Task instructions> As you look over the data below, please find each line where the word "江北新区直管区集体土地涉及房屋征收放弃安置房给予奖励实施细则" appears, then copy it.

Data section start

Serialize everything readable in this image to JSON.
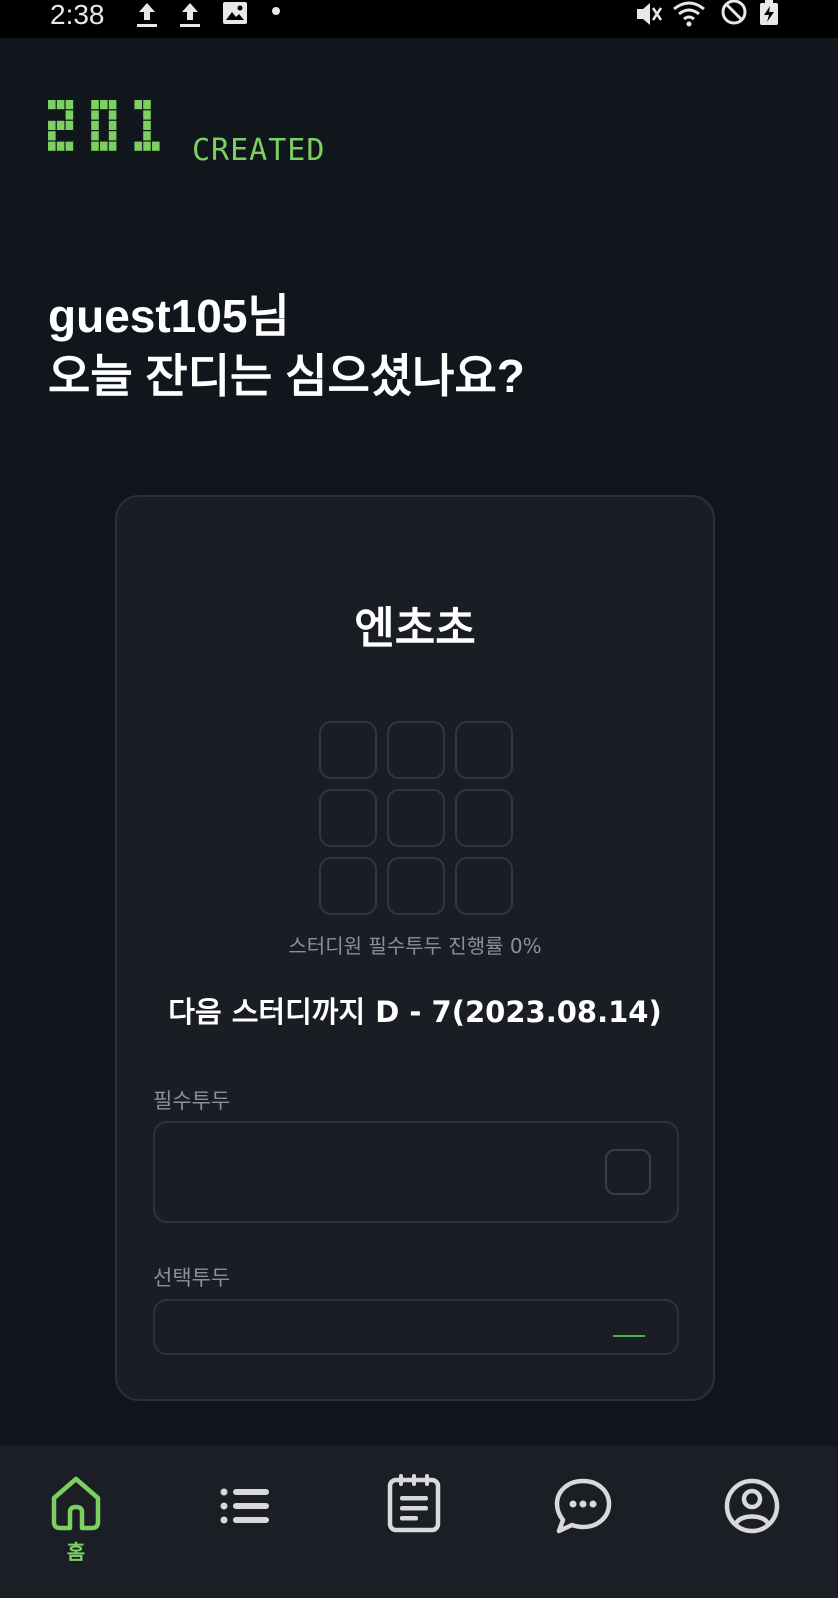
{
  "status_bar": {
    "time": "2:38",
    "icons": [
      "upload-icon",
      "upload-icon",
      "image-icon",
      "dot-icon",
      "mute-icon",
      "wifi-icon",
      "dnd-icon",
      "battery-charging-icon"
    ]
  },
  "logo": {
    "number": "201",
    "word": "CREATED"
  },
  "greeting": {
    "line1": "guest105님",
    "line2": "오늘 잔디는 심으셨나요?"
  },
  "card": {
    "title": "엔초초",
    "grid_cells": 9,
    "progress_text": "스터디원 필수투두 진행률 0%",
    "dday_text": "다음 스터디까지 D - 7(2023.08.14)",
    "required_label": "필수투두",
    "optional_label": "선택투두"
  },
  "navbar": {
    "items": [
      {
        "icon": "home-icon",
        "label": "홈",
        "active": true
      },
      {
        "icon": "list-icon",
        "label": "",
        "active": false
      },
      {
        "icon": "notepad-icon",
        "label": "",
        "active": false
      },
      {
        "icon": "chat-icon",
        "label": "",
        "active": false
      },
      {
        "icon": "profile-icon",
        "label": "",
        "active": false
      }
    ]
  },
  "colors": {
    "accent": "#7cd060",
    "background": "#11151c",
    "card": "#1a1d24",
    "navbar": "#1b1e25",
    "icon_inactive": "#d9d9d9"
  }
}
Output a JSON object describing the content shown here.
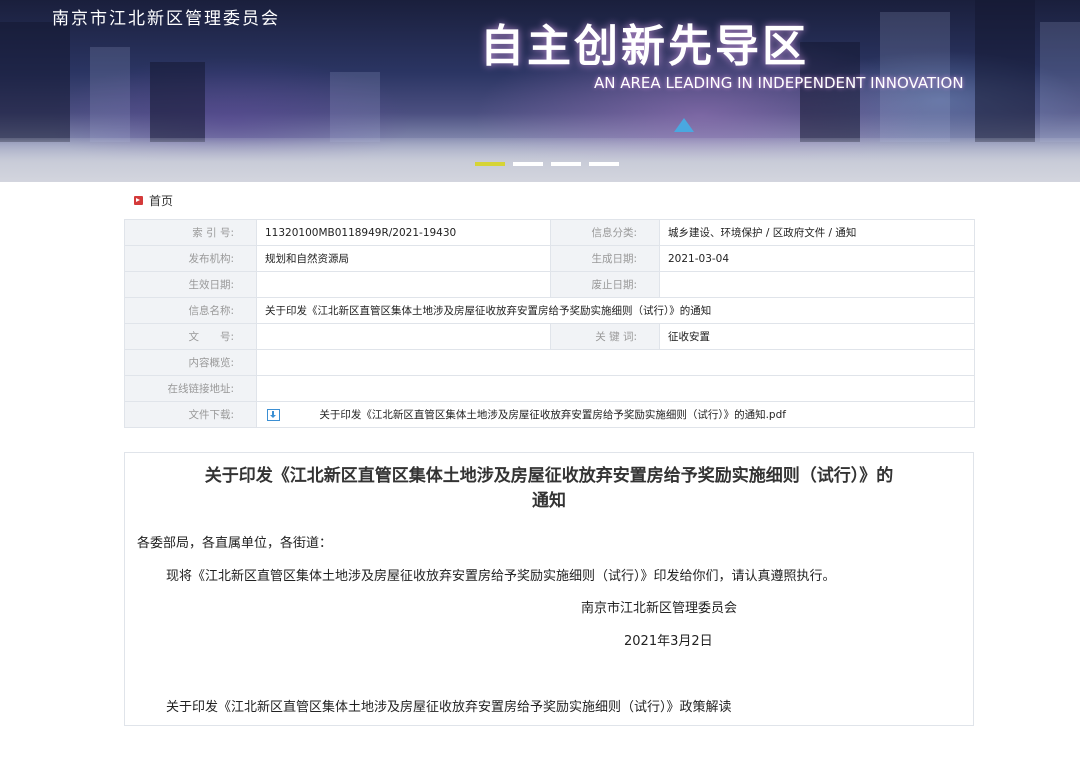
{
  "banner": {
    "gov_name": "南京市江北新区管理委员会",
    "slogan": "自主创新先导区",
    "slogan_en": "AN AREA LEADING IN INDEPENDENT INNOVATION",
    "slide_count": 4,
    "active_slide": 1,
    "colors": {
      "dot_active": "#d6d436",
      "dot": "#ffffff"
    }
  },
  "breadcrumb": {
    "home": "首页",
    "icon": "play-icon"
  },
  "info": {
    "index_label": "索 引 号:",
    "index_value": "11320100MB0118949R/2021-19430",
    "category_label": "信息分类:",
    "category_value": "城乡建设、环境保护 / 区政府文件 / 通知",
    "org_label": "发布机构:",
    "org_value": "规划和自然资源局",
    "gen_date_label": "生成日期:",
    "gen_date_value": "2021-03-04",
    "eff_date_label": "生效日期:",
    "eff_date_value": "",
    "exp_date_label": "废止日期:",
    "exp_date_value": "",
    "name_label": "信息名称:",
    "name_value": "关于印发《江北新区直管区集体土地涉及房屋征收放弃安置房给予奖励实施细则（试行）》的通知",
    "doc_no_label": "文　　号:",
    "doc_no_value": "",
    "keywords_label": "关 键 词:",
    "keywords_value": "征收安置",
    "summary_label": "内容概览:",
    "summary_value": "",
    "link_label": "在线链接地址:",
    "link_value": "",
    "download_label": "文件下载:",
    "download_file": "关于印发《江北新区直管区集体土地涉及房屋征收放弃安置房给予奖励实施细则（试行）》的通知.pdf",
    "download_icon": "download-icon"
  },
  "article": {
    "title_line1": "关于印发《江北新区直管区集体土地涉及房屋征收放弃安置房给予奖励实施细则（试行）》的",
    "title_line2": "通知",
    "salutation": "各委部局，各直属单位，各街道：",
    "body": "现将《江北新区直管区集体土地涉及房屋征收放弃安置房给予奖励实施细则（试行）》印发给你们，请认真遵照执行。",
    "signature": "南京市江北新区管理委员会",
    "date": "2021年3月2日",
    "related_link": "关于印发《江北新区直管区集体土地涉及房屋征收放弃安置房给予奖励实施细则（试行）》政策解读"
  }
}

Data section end

Finished task>
    "name_value": "关于印发《江北新区直管区集体土地涉及房屋征收放弃安置房给予奖励实施细则（试行）》的通知",
    "download_file": "关于印发《江北新区直管区集体土地涉及房屋征收放弃安置房给予奖励实施细则（试行）》的通知.pdf",
    "title_line1": "关于印发《江北新区直管区集体土地涉及房屋征收放弃安置房给予奖励实施细则（试行）》的",
    "body": "现将《江北新区直管区集体土地涉及房屋征收放弃安置房给予奖励实施细则（试行）》印发给你们，请认真遵照执行。",
    "related_link": "关于印发《江北新区直管区集体土地涉及房屋征收放弃安置房给予奖励实施细则（试行）》政策解读"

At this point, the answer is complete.